How is enterprise videoconferencing different than Skype?

By Arthur Chocholacek


Arthur Chocholacek

Arthur is an Audiovisual Analyst for the Vancouver Fraser Medical Program on MedIT’s Collaboration Technologies team. He works (mostly) behind the scenes to ensure the smooth operations of videoconferencing for educational and administrative sessions across the province.

The technology that the Faculty of Medicine uses in our videoconferencing rooms can seem a bit excessive when you’re used to the occasional Skype or FaceTime session. After all, if we can connect with grandma on our iPad from the couch at home, why do we need so much equipment to do basically the same thing here?

The general principles of videoconferencing are the same across every platform. Computers (Skype), mobile (FaceTime/Google Hangouts), or enterprise (Faculty of Medicine videoconference facility) all need the following elements:
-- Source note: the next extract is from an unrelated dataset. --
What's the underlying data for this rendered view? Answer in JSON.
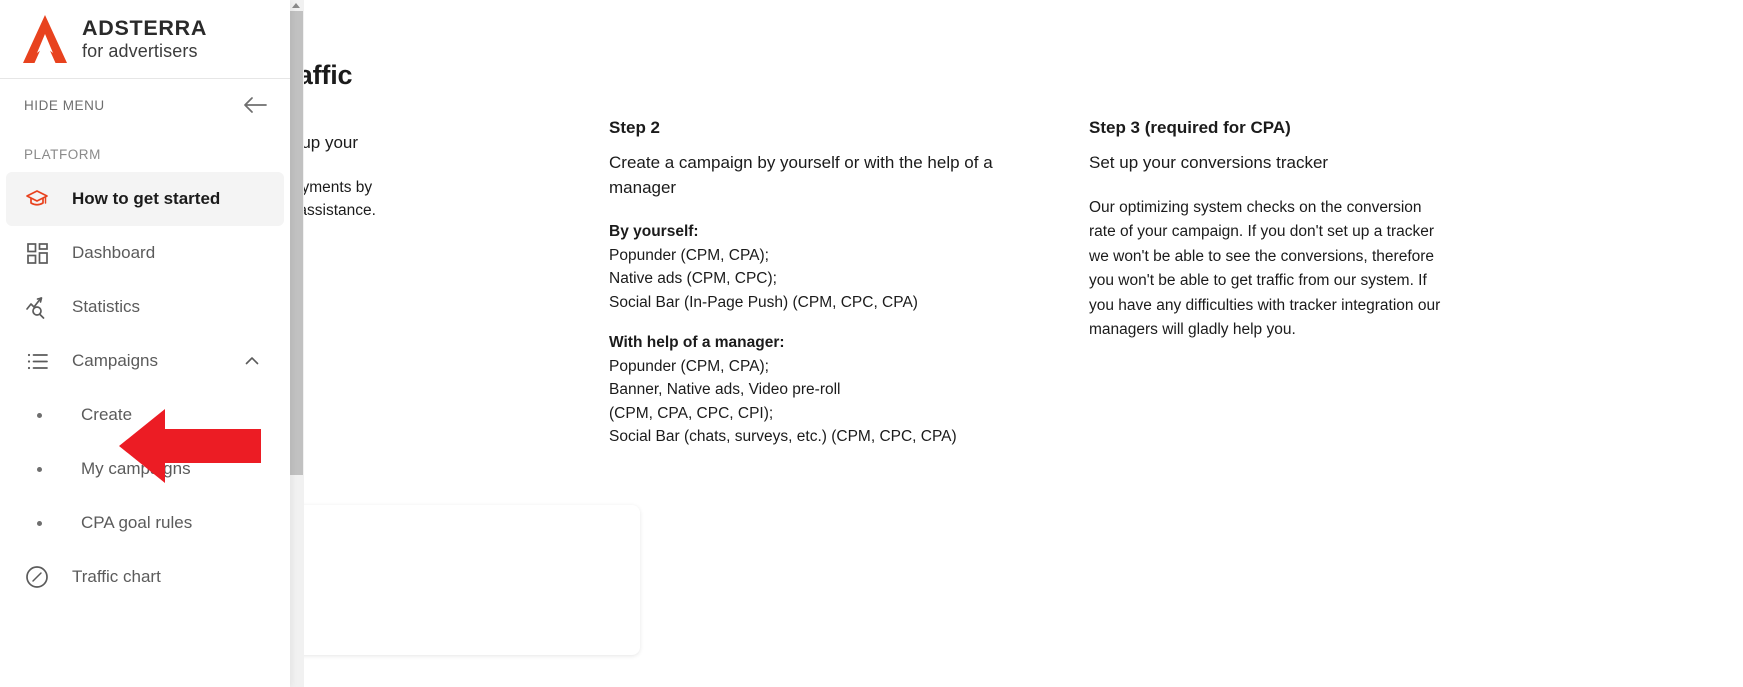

  • a camera to capture video;
  • a screen to display the video from other participants;
  • a microphone to capture audio;
  • speakers to play the audio back from other participants; and
  • a device to tie all of these components together and communicate with everyone else in the videoconference.
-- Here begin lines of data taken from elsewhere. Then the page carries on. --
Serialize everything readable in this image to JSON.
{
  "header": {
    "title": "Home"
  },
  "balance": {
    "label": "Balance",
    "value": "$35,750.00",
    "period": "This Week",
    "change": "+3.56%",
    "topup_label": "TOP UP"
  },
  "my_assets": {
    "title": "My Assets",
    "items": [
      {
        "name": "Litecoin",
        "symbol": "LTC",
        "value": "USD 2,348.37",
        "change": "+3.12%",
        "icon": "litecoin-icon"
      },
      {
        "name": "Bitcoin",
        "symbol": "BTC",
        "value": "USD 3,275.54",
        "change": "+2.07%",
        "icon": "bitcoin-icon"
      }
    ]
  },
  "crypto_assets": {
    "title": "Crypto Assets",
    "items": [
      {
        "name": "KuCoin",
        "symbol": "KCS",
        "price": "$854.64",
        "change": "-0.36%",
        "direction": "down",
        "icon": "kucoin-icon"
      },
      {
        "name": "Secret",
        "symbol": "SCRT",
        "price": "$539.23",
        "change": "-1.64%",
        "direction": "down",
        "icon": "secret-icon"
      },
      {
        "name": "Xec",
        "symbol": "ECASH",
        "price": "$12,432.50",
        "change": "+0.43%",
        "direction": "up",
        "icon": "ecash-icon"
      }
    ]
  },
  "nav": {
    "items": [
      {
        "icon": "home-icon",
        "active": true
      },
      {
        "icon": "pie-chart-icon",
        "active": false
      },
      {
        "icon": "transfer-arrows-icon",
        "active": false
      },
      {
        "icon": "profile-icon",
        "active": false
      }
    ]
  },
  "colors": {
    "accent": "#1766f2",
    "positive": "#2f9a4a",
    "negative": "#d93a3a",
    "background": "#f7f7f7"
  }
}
“When you participate in an enterprise videoconference session,
all… elements are independent and are designed for that specific task.”

When you participate in a videoconference from your computer or mobile device most of these elements are directly contained within the device, though you can also use an external microphone, speakers and webcam for improved audio and video quality. The videoconference information is encoded and decoded by software that runs on your device, e.g. Skype, Facetime. Most elements are fixed in place, making it harder for more than one person to participate from any given device, and increasing the susceptibility for things like noise and light pollution.
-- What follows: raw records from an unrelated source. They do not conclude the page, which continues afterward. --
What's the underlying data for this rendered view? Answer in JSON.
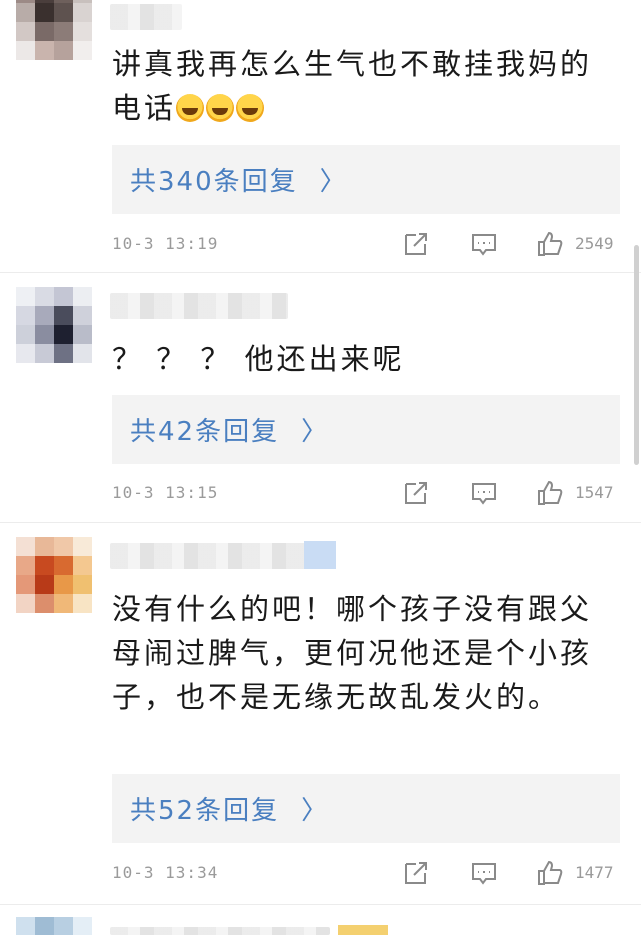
{
  "comments": [
    {
      "text": "讲真我再怎么生气也不敢挂我妈的电话",
      "emoji_count": 3,
      "emoji_name": "laughing-crying-emoji",
      "reply_label": "共340条回复",
      "time": "10-3 13:19",
      "likes": "2549"
    },
    {
      "text": "？ ？ ？ 他还出来呢",
      "reply_label": "共42条回复",
      "time": "10-3 13:15",
      "likes": "1547"
    },
    {
      "text": "没有什么的吧！哪个孩子没有跟父母闹过脾气，更何况他还是个小孩子，也不是无缘无故乱发火的。",
      "reply_label": "共52条回复",
      "time": "10-3 13:34",
      "likes": "1477"
    }
  ],
  "icons": {
    "share": "share-icon",
    "comment": "comment-icon",
    "like": "thumbs-up-icon",
    "chevron": "chevron-right-icon"
  },
  "chevron_glyph": "〉",
  "colors": {
    "reply_link": "#4a7fc0",
    "meta_text": "#9a9a9a",
    "reply_bg": "#f3f3f3"
  }
}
When you participate in an enterprise videoconference session, all of these elements are independent and are designed for that specific task. Our cameras are designed to capture two to four times the image information than an average webcam, and have extra capabilities such as remotely controlled panning, tilting and zooming. The zoom ability and picture quality lends itself well to multi-person meetings, avoiding the requirement for multiple computers, and the dreaded “up the nose” webcam shots.

Our room microphones are able to capture a greater range of frequencies which results in clearer, crisper sound. This also allows people to use their natural speaking voices without having to turn up their volume to be heard clearly.


“Enterprise videoconferencing… gives support technicians real time access
to the behind the scenes information on your conferences.”

When it comes to reliability, enterprise videoconferencing gear can’t be beat. The equipment is built to strict standards and is designed for long term, permanent installed use. Additionally, all Faculty of Medicine videoconferences take place on our own dedicated private network, allowing us to avoid the congestion and outage issues often encountered on the public facing internet. Think of the Faculty of Medicine as having our own private lane on the information superhighway, which sets us free from pixelated video, choppy audio and dropped calls.

Enterprise videoconferencing also gives support technicians real time access to the behind the scenes information on your conferences, enabling us to anticipate problems that may arise and deal with them in the moment, rather than stopping your session.

So, what’s the difference? The key difference between computer/mobile videoconferencing and enterprise videoconferencing can be distilled down to three words: “quality,” “reliability,” and “flexibility.”